# Work task
Look through the entries for the string "this", and copy each line that holds it.
··· Source data ···
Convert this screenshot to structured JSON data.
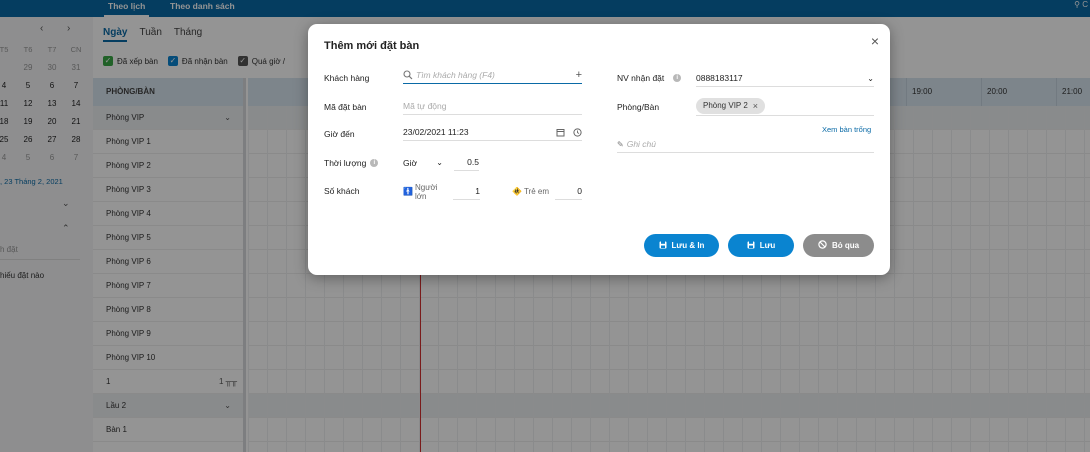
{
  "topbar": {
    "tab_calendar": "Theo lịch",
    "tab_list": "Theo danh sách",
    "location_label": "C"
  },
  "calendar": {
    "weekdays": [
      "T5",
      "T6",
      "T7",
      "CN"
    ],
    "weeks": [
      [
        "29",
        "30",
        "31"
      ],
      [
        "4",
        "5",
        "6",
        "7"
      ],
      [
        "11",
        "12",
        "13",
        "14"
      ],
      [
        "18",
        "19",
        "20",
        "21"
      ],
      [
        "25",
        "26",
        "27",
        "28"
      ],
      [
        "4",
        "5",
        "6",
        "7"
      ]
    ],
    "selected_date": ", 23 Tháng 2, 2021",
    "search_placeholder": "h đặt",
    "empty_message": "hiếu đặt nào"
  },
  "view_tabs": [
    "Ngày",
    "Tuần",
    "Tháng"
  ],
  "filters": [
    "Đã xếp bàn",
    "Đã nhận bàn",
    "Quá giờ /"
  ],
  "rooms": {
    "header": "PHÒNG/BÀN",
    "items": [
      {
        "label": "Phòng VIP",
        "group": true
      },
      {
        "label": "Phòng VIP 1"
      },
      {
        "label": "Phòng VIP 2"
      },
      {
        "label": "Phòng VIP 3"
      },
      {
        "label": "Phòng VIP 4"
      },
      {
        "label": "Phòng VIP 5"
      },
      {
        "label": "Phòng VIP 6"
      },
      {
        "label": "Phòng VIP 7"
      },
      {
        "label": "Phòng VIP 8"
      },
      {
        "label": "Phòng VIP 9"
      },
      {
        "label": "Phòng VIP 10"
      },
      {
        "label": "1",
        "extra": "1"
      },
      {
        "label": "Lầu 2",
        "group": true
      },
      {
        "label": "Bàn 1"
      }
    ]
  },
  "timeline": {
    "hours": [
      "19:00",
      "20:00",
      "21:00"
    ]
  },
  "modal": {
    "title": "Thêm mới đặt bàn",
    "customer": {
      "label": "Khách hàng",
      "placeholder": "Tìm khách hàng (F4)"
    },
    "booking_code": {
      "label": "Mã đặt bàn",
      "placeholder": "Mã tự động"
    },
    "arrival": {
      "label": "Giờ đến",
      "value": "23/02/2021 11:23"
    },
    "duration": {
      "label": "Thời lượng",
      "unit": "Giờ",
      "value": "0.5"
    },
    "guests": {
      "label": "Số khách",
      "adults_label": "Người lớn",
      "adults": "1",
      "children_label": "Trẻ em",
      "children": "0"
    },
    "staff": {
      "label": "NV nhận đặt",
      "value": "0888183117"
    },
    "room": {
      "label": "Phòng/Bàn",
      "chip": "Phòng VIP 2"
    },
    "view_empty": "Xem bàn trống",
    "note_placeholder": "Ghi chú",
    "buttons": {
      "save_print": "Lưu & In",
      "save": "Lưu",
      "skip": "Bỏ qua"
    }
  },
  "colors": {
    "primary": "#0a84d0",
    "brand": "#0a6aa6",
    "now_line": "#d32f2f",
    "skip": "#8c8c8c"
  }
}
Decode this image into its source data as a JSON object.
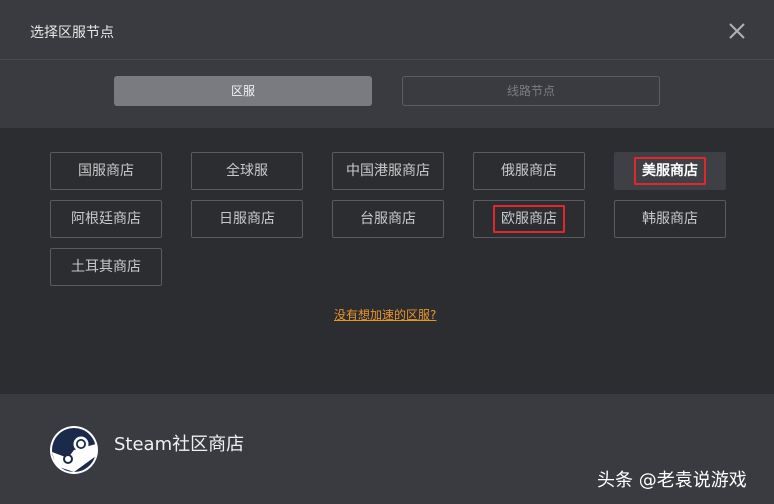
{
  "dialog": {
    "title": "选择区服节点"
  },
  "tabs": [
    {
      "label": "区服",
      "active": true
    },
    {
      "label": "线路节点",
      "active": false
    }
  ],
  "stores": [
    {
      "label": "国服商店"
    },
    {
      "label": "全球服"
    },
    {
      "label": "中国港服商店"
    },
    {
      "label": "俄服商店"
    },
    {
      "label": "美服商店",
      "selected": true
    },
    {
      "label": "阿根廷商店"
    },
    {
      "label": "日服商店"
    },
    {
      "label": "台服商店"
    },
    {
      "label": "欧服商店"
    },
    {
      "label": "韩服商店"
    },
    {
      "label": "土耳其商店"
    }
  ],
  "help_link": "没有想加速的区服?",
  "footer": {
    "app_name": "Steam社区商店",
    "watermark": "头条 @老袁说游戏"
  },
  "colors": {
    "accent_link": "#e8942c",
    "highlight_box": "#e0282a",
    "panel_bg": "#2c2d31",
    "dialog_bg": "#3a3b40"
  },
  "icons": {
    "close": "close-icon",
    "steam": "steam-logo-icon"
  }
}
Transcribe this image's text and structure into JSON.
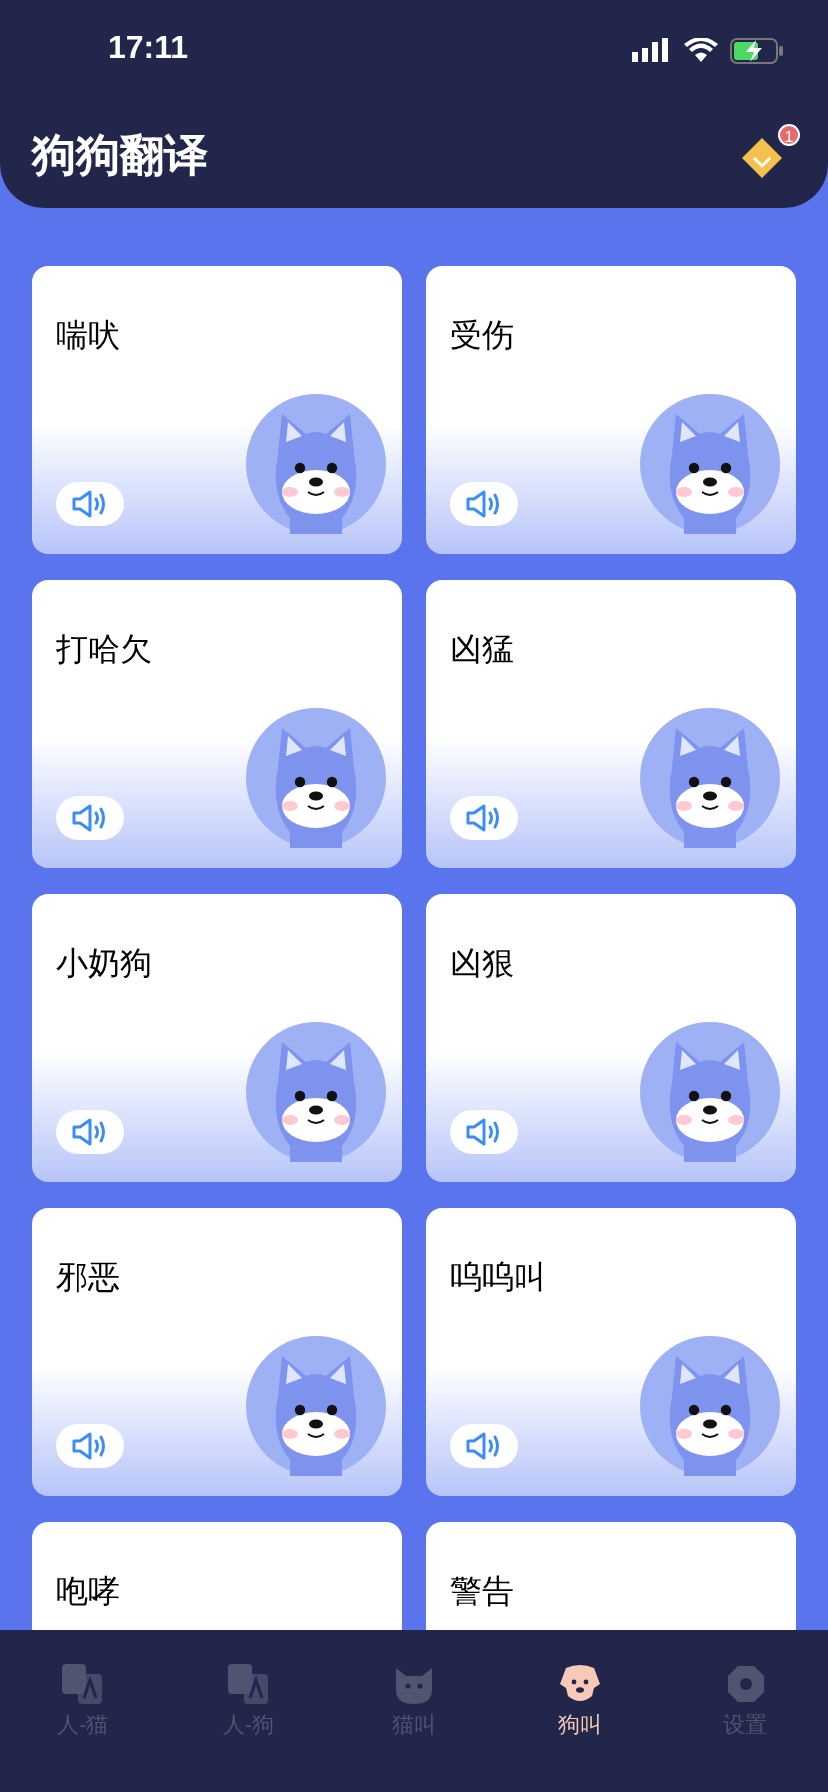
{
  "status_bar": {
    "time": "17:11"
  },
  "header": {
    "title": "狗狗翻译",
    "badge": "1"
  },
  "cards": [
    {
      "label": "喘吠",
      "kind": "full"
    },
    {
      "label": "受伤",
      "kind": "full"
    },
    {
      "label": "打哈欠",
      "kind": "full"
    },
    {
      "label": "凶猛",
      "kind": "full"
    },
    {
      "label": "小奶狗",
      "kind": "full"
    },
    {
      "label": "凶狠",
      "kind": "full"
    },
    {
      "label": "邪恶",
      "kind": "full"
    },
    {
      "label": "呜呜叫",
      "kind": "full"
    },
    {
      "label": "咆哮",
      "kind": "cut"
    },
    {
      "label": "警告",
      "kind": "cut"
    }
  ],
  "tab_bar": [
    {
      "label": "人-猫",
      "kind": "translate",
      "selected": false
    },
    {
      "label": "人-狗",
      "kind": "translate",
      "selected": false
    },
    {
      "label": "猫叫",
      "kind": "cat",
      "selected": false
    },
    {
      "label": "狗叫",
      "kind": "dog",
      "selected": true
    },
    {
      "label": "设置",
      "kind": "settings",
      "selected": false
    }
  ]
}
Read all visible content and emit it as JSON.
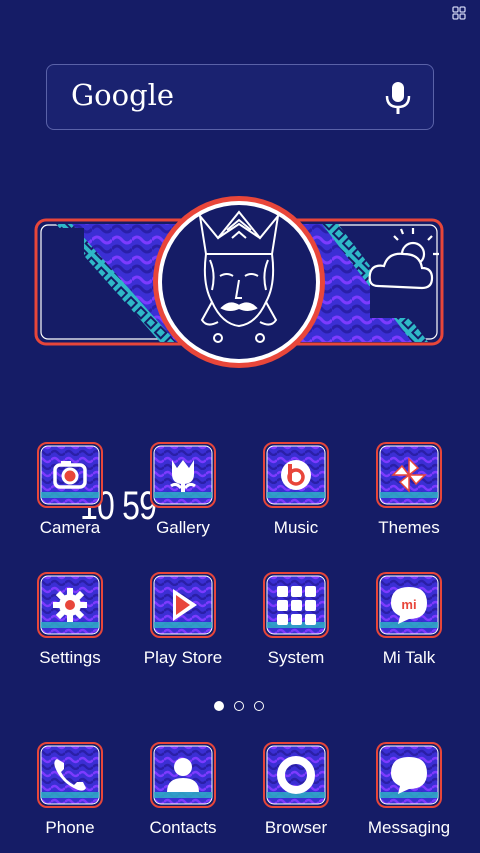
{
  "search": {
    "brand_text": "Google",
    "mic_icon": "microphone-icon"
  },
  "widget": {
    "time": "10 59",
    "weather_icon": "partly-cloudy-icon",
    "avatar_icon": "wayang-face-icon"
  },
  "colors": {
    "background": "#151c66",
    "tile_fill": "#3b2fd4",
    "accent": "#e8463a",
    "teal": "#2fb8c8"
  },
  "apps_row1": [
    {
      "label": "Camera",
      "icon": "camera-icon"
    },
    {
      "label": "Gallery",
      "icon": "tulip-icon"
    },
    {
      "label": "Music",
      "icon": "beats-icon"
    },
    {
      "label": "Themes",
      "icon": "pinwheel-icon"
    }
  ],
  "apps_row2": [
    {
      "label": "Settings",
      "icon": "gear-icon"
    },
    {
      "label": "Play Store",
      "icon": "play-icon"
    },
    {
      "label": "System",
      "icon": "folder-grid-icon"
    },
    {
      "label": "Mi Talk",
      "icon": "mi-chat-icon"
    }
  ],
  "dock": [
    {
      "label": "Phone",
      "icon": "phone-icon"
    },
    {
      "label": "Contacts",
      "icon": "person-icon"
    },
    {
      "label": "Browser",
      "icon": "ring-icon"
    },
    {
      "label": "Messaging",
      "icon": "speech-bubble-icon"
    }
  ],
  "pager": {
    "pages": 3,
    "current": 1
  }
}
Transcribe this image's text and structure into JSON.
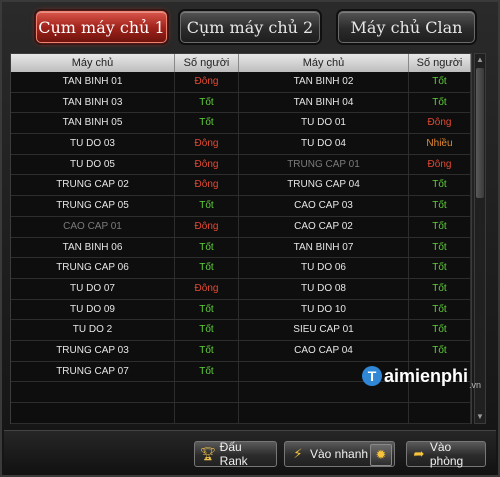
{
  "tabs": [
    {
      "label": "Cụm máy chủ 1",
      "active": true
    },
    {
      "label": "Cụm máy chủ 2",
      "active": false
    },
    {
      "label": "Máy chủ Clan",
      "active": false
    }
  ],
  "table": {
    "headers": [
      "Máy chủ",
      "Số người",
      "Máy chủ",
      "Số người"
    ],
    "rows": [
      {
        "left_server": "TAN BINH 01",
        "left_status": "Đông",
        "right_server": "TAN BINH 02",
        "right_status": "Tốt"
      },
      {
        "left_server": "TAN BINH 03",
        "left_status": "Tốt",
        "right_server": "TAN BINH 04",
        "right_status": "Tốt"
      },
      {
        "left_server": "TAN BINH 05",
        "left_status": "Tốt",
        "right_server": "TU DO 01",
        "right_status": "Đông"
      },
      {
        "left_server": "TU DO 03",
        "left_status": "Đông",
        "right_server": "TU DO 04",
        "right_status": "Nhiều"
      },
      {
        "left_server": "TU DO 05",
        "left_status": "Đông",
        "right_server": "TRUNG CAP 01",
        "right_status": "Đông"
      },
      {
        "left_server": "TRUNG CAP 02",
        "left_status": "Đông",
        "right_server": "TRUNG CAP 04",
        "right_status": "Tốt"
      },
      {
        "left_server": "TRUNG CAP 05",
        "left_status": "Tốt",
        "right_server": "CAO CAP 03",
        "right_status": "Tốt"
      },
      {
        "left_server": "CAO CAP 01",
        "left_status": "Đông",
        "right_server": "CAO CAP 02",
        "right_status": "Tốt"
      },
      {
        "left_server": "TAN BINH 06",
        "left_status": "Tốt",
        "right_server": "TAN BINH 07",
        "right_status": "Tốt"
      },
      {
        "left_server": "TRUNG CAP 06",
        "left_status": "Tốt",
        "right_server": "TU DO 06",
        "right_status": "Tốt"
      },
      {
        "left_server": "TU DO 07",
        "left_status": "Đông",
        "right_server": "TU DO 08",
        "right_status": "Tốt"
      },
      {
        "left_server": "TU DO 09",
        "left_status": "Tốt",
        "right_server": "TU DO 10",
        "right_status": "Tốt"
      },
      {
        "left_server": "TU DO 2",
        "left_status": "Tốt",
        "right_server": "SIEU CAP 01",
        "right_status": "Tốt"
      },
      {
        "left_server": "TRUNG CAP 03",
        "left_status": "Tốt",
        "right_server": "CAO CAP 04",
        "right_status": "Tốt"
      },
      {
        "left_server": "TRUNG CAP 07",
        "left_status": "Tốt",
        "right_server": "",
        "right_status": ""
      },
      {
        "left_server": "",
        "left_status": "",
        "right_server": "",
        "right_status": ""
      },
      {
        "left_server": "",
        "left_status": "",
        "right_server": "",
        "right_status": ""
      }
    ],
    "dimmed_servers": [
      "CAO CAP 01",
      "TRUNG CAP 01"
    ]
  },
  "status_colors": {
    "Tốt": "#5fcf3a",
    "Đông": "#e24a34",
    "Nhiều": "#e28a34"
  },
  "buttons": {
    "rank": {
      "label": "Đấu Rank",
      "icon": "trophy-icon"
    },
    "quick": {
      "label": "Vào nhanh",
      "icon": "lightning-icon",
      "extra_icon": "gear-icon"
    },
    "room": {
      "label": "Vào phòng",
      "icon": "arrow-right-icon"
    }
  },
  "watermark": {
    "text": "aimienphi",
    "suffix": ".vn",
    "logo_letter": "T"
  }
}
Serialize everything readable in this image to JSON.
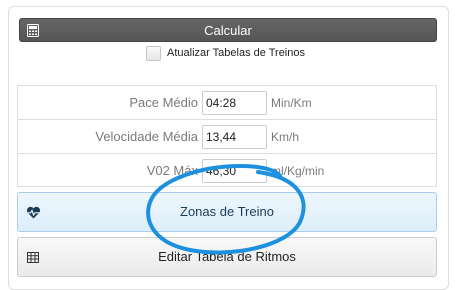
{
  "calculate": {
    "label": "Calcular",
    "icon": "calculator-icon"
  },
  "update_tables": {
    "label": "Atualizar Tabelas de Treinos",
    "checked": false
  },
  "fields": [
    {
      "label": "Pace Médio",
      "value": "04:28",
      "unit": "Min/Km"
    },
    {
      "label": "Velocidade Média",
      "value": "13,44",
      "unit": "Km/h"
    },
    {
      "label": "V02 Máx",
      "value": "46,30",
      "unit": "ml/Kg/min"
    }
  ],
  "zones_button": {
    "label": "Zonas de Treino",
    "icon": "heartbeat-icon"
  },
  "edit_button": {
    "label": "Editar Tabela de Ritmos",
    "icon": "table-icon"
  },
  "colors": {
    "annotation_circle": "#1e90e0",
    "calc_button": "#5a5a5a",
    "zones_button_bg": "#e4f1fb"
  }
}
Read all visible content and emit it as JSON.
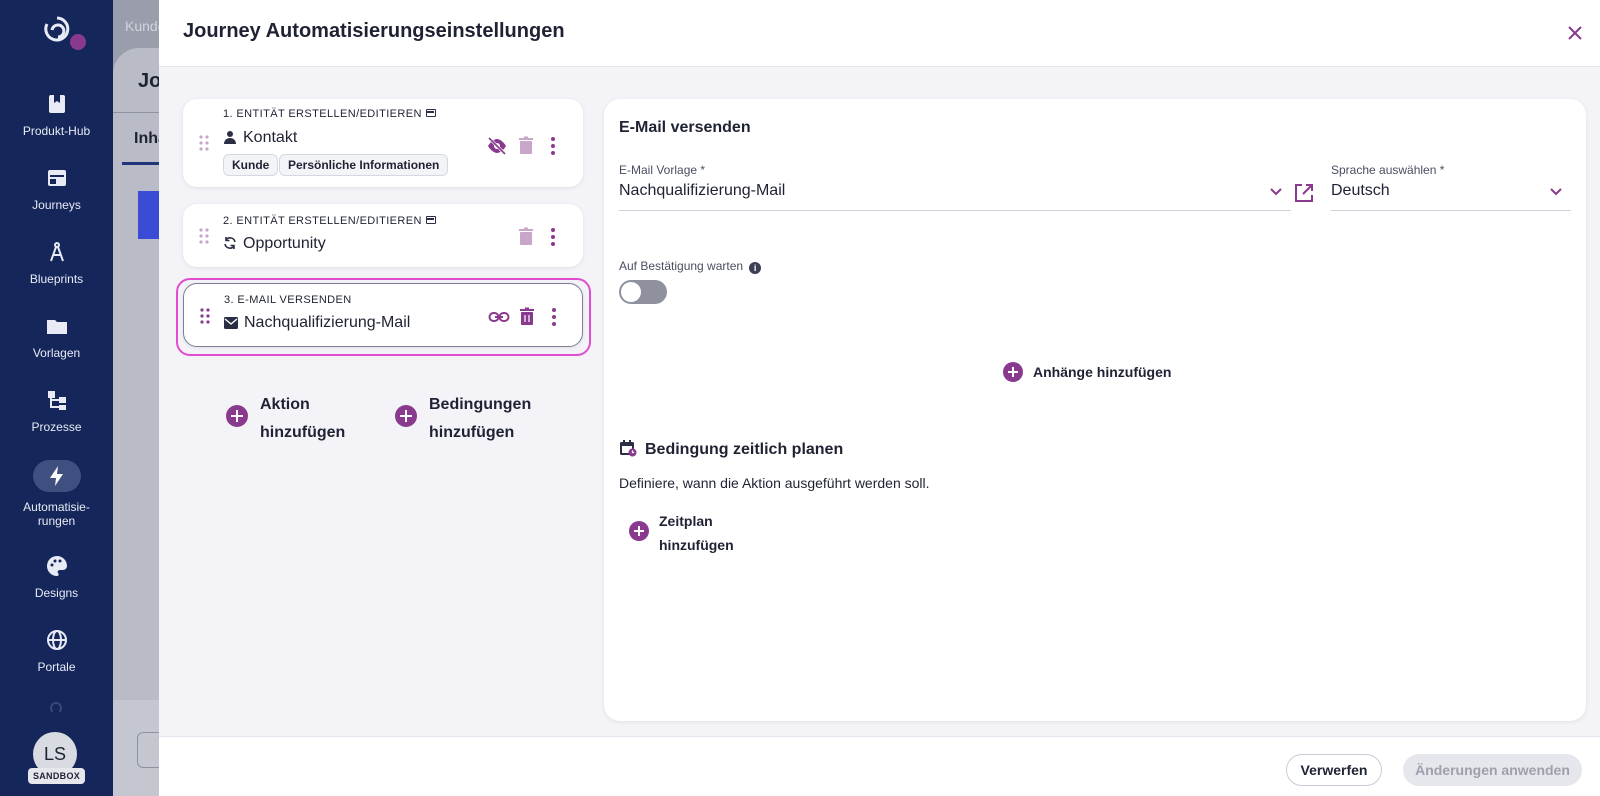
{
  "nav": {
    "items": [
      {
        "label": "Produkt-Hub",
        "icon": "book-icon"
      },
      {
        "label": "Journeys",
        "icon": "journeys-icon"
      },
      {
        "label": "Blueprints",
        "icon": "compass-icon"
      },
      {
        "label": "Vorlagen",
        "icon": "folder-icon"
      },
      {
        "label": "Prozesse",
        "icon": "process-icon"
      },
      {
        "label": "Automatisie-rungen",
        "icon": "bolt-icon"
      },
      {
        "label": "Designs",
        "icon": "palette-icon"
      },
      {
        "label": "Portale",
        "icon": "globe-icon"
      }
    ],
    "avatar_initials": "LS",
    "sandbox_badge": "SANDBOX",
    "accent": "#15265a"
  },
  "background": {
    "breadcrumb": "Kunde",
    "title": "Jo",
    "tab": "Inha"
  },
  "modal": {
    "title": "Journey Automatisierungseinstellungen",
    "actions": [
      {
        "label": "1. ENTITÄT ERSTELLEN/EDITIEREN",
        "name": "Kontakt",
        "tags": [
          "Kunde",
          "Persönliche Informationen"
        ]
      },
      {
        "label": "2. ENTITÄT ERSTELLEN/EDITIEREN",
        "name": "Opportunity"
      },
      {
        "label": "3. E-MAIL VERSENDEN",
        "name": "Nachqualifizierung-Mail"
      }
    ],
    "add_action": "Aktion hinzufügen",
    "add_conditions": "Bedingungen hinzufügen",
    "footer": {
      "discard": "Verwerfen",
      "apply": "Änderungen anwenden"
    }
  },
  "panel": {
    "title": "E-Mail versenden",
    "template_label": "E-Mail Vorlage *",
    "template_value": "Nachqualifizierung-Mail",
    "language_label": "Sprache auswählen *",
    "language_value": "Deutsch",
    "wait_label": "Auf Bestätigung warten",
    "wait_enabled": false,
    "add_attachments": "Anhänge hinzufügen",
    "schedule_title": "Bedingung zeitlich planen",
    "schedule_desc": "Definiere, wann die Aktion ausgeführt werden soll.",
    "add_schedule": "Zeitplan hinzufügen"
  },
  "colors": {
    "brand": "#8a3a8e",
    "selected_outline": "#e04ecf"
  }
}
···
# Response below
Convert this screenshot to structured JSON data.
Decode this image into its source data as a JSON object.
Transcribe this image's text and structure into JSON.
Transcribe this image's text and structure into JSON.
Serialize everything readable in this image to JSON.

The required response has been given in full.